Verbatim copy, images omitted: return the full listing.
=== Begin Enclosure ===
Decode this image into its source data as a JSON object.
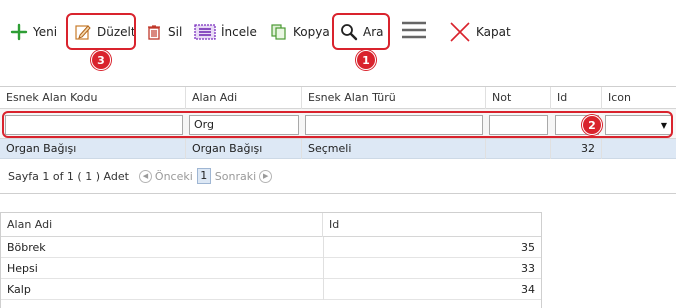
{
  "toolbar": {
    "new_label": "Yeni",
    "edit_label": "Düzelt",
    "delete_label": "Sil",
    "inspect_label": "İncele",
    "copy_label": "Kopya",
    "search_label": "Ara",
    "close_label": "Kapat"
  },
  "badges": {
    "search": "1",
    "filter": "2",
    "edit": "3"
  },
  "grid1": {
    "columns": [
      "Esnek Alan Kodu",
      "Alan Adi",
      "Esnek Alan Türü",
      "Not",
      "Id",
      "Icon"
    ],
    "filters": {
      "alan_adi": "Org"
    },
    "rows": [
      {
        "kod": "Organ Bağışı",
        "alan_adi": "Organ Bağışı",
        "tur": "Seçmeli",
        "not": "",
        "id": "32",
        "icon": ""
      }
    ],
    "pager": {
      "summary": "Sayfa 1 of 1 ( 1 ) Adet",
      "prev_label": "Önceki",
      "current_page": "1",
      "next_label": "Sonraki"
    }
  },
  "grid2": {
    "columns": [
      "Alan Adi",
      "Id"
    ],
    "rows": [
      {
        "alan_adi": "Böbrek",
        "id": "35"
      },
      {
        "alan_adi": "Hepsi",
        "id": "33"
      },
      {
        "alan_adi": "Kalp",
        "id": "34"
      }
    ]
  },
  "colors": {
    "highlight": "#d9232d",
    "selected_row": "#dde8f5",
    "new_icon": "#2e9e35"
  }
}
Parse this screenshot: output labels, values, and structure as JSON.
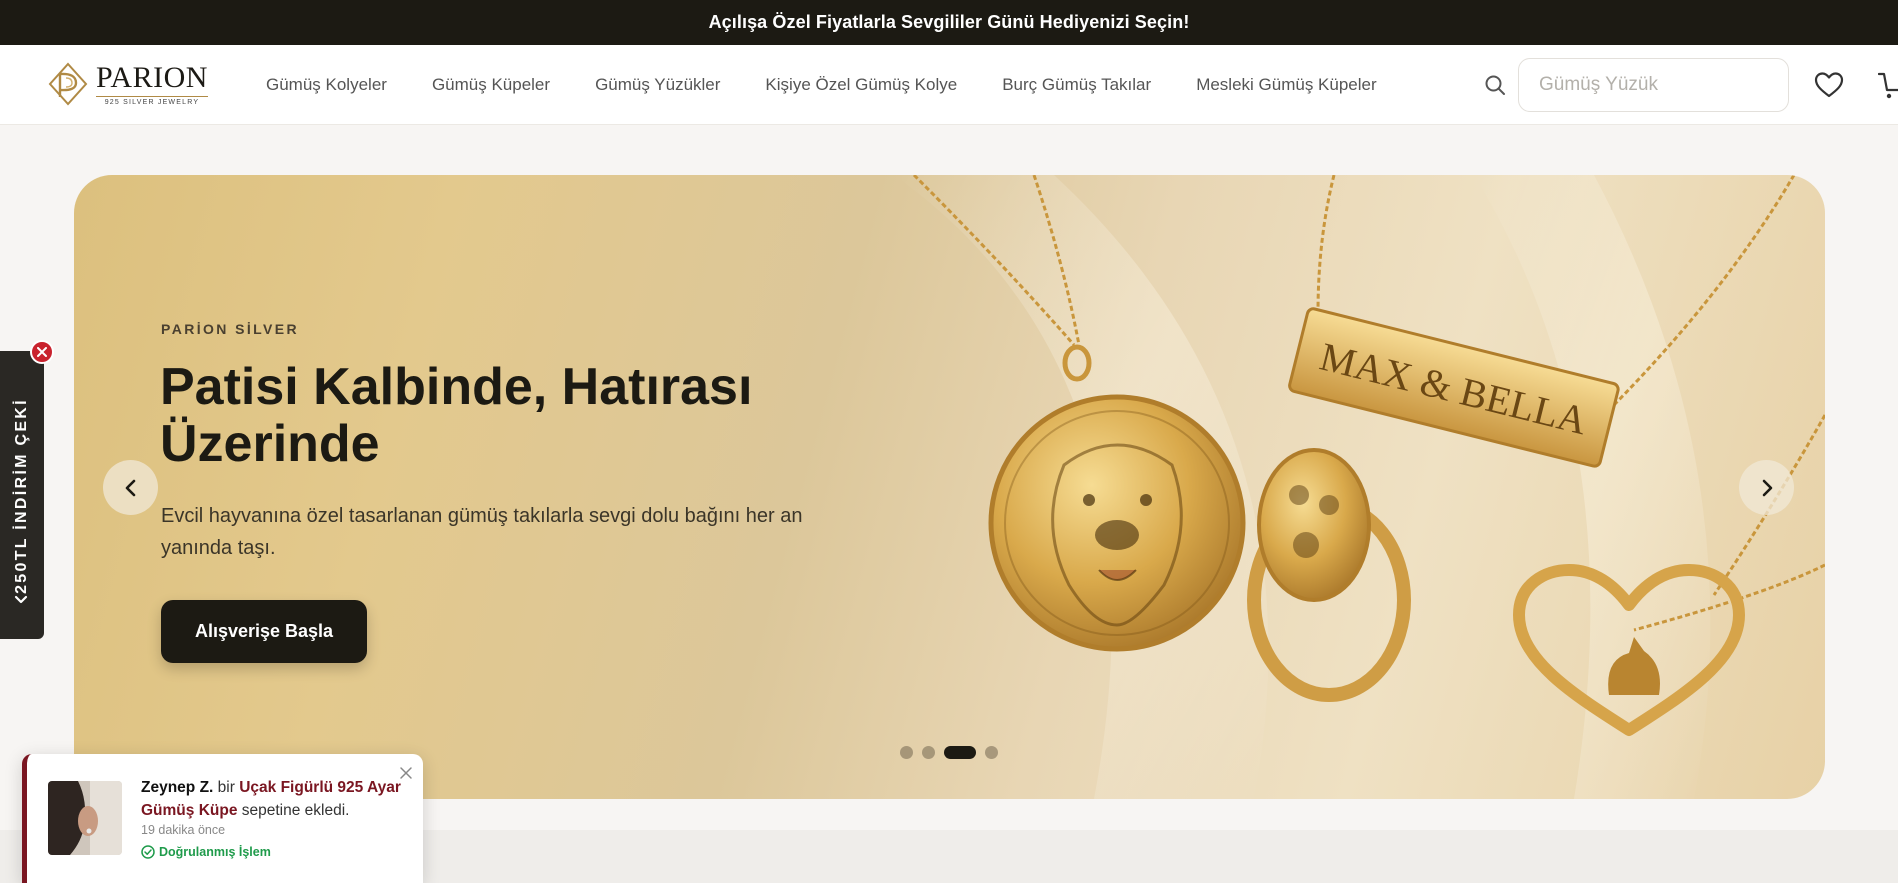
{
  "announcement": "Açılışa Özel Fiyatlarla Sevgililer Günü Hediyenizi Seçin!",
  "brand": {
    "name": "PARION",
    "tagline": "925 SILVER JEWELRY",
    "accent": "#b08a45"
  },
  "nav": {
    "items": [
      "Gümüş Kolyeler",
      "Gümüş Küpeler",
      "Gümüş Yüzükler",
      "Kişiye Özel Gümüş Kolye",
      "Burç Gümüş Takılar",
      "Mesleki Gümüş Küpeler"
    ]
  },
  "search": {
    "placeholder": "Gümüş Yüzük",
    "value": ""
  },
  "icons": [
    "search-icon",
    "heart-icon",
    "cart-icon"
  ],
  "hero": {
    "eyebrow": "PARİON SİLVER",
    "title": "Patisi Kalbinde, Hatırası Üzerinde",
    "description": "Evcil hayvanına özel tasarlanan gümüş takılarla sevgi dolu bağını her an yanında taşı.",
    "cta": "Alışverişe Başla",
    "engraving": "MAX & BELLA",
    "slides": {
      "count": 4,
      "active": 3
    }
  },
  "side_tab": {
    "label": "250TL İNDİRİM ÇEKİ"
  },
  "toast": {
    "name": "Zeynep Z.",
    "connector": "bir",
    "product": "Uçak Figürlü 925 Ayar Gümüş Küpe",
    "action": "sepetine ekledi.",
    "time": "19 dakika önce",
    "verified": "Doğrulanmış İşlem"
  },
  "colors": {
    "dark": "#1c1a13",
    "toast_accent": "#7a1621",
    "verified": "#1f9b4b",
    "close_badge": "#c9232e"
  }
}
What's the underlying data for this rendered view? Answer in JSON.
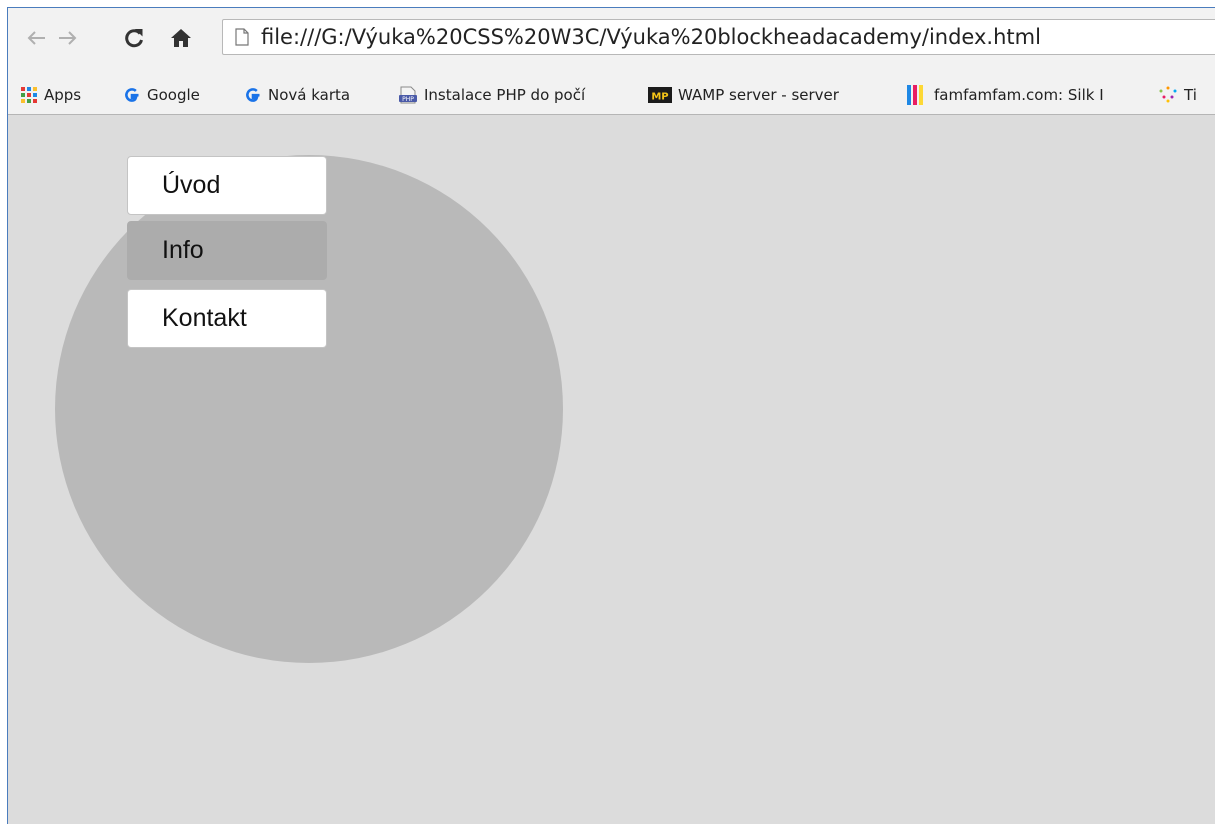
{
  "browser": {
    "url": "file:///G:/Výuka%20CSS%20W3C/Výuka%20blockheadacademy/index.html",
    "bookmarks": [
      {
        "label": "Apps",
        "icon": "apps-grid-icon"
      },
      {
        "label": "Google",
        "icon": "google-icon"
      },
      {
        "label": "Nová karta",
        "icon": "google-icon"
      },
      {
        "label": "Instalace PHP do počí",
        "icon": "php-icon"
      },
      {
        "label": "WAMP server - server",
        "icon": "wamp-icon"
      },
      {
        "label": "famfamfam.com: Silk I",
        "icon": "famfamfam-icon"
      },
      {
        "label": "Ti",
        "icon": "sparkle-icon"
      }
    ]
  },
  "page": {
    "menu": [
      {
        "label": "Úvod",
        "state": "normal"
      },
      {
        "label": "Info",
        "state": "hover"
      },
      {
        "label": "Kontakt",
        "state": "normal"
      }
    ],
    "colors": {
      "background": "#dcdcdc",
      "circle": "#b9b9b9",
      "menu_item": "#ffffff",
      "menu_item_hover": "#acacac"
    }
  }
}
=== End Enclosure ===
▶ Problem solution:
Decode this image into its source data as a JSON object.
{
  "toolbar": {
    "new_label": "Yeni",
    "edit_label": "Düzelt",
    "delete_label": "Sil",
    "inspect_label": "İncele",
    "copy_label": "Kopya",
    "search_label": "Ara",
    "close_label": "Kapat"
  },
  "badges": {
    "search": "1",
    "filter": "2",
    "edit": "3"
  },
  "grid1": {
    "columns": [
      "Esnek Alan Kodu",
      "Alan Adi",
      "Esnek Alan Türü",
      "Not",
      "Id",
      "Icon"
    ],
    "filters": {
      "alan_adi": "Org"
    },
    "rows": [
      {
        "kod": "Organ Bağışı",
        "alan_adi": "Organ Bağışı",
        "tur": "Seçmeli",
        "not": "",
        "id": "32",
        "icon": ""
      }
    ],
    "pager": {
      "summary": "Sayfa 1 of 1 ( 1 ) Adet",
      "prev_label": "Önceki",
      "current_page": "1",
      "next_label": "Sonraki"
    }
  },
  "grid2": {
    "columns": [
      "Alan Adi",
      "Id"
    ],
    "rows": [
      {
        "alan_adi": "Böbrek",
        "id": "35"
      },
      {
        "alan_adi": "Hepsi",
        "id": "33"
      },
      {
        "alan_adi": "Kalp",
        "id": "34"
      }
    ]
  },
  "colors": {
    "highlight": "#d9232d",
    "selected_row": "#dde8f5",
    "new_icon": "#2e9e35"
  }
}
Parse this screenshot: output labels, values, and structure as JSON.
{
  "announcement": "Açılışa Özel Fiyatlarla Sevgililer Günü Hediyenizi Seçin!",
  "brand": {
    "name": "PARION",
    "tagline": "925 SILVER JEWELRY",
    "accent": "#b08a45"
  },
  "nav": {
    "items": [
      "Gümüş Kolyeler",
      "Gümüş Küpeler",
      "Gümüş Yüzükler",
      "Kişiye Özel Gümüş Kolye",
      "Burç Gümüş Takılar",
      "Mesleki Gümüş Küpeler"
    ]
  },
  "search": {
    "placeholder": "Gümüş Yüzük",
    "value": ""
  },
  "icons": [
    "search-icon",
    "heart-icon",
    "cart-icon"
  ],
  "hero": {
    "eyebrow": "PARİON SİLVER",
    "title": "Patisi Kalbinde, Hatırası Üzerinde",
    "description": "Evcil hayvanına özel tasarlanan gümüş takılarla sevgi dolu bağını her an yanında taşı.",
    "cta": "Alışverişe Başla",
    "engraving": "MAX & BELLA",
    "slides": {
      "count": 4,
      "active": 3
    }
  },
  "side_tab": {
    "label": "250TL İNDİRİM ÇEKİ"
  },
  "toast": {
    "name": "Zeynep Z.",
    "connector": "bir",
    "product": "Uçak Figürlü 925 Ayar Gümüş Küpe",
    "action": "sepetine ekledi.",
    "time": "19 dakika önce",
    "verified": "Doğrulanmış İşlem"
  },
  "colors": {
    "dark": "#1c1a13",
    "toast_accent": "#7a1621",
    "verified": "#1f9b4b",
    "close_badge": "#c9232e"
  }
}
What's the underlying data for this rendered view? Answer in JSON.
{
  "browser": {
    "url": "file:///G:/Výuka%20CSS%20W3C/Výuka%20blockheadacademy/index.html",
    "bookmarks": [
      {
        "label": "Apps",
        "icon": "apps-grid-icon"
      },
      {
        "label": "Google",
        "icon": "google-icon"
      },
      {
        "label": "Nová karta",
        "icon": "google-icon"
      },
      {
        "label": "Instalace PHP do počí",
        "icon": "php-icon"
      },
      {
        "label": "WAMP server - server",
        "icon": "wamp-icon"
      },
      {
        "label": "famfamfam.com: Silk I",
        "icon": "famfamfam-icon"
      },
      {
        "label": "Ti",
        "icon": "sparkle-icon"
      }
    ]
  },
  "page": {
    "menu": [
      {
        "label": "Úvod",
        "state": "normal"
      },
      {
        "label": "Info",
        "state": "hover"
      },
      {
        "label": "Kontakt",
        "state": "normal"
      }
    ],
    "colors": {
      "background": "#dcdcdc",
      "circle": "#b9b9b9",
      "menu_item": "#ffffff",
      "menu_item_hover": "#acacac"
    }
  }
}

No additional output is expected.